§ Task brief
Starting at the line that contains "Parse this screenshot: output", restate each line word for word through the final line of the data, keeping both ends.
╭─ Information supplied
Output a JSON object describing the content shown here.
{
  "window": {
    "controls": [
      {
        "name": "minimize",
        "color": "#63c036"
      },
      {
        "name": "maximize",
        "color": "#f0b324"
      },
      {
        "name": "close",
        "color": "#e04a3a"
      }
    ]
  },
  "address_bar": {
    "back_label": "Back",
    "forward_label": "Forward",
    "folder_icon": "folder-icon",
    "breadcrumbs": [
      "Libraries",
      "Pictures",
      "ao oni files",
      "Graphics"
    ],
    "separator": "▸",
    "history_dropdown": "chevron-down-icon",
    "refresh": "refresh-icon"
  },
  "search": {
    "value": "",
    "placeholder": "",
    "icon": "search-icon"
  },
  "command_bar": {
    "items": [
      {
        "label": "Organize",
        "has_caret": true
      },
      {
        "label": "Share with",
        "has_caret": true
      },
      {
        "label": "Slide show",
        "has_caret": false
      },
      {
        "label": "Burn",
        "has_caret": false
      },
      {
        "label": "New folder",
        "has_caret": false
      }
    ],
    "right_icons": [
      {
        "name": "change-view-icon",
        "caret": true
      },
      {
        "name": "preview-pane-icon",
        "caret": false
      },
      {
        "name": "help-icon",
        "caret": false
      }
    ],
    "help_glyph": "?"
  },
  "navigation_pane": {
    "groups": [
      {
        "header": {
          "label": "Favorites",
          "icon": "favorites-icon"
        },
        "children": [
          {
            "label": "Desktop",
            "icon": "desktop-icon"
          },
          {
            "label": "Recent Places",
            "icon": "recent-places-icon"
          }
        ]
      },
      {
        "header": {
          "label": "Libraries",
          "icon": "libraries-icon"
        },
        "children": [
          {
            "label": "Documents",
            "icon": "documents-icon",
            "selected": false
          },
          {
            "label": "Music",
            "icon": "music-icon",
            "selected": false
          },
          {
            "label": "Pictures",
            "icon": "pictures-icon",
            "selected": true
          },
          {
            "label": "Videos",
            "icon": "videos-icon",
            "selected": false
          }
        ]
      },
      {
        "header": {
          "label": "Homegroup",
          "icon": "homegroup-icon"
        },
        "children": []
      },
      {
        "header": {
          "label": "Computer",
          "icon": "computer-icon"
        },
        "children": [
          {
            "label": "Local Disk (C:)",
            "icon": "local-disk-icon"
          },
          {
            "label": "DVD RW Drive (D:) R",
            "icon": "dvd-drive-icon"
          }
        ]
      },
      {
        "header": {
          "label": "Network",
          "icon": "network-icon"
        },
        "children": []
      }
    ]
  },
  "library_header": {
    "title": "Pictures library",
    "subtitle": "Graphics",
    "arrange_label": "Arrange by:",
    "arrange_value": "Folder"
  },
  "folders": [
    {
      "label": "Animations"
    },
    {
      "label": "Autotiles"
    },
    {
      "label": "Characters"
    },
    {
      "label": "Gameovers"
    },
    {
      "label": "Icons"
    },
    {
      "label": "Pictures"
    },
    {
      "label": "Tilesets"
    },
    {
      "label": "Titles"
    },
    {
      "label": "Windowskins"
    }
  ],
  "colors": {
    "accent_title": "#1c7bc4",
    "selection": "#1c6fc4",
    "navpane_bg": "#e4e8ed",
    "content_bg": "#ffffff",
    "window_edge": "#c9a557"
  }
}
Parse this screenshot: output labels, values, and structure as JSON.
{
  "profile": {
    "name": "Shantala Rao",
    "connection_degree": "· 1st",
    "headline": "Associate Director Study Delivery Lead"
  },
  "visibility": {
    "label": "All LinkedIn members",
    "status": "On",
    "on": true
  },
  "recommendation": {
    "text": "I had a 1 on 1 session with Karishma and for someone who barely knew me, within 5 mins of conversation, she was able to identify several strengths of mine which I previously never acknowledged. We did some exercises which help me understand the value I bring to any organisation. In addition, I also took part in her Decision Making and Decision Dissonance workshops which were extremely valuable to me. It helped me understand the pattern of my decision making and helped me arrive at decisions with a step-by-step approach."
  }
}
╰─
§ Response box
Parse this screenshot: output labels, values, and structure as JSON.
{
  "profile": {
    "name": "Shantala Rao",
    "connection_degree": "· 1st",
    "headline": "Associate Director Study Delivery Lead"
  },
  "visibility": {
    "label": "All LinkedIn members",
    "status": "On",
    "on": true
  },
  "recommendation": {
    "text": "I had a 1 on 1 session with Karishma and for someone who barely knew me, within 5 mins of conversation, she was able to identify several strengths of mine which I previously never acknowledged. We did some exercises which help me understand the value I bring to any organisation. In addition, I also took part in her Decision Making and Decision Dissonance workshops which were extremely valuable to me. It helped me understand the pattern of my decision making and helped me arrive at decisions with a step-by-step approach."
  }
}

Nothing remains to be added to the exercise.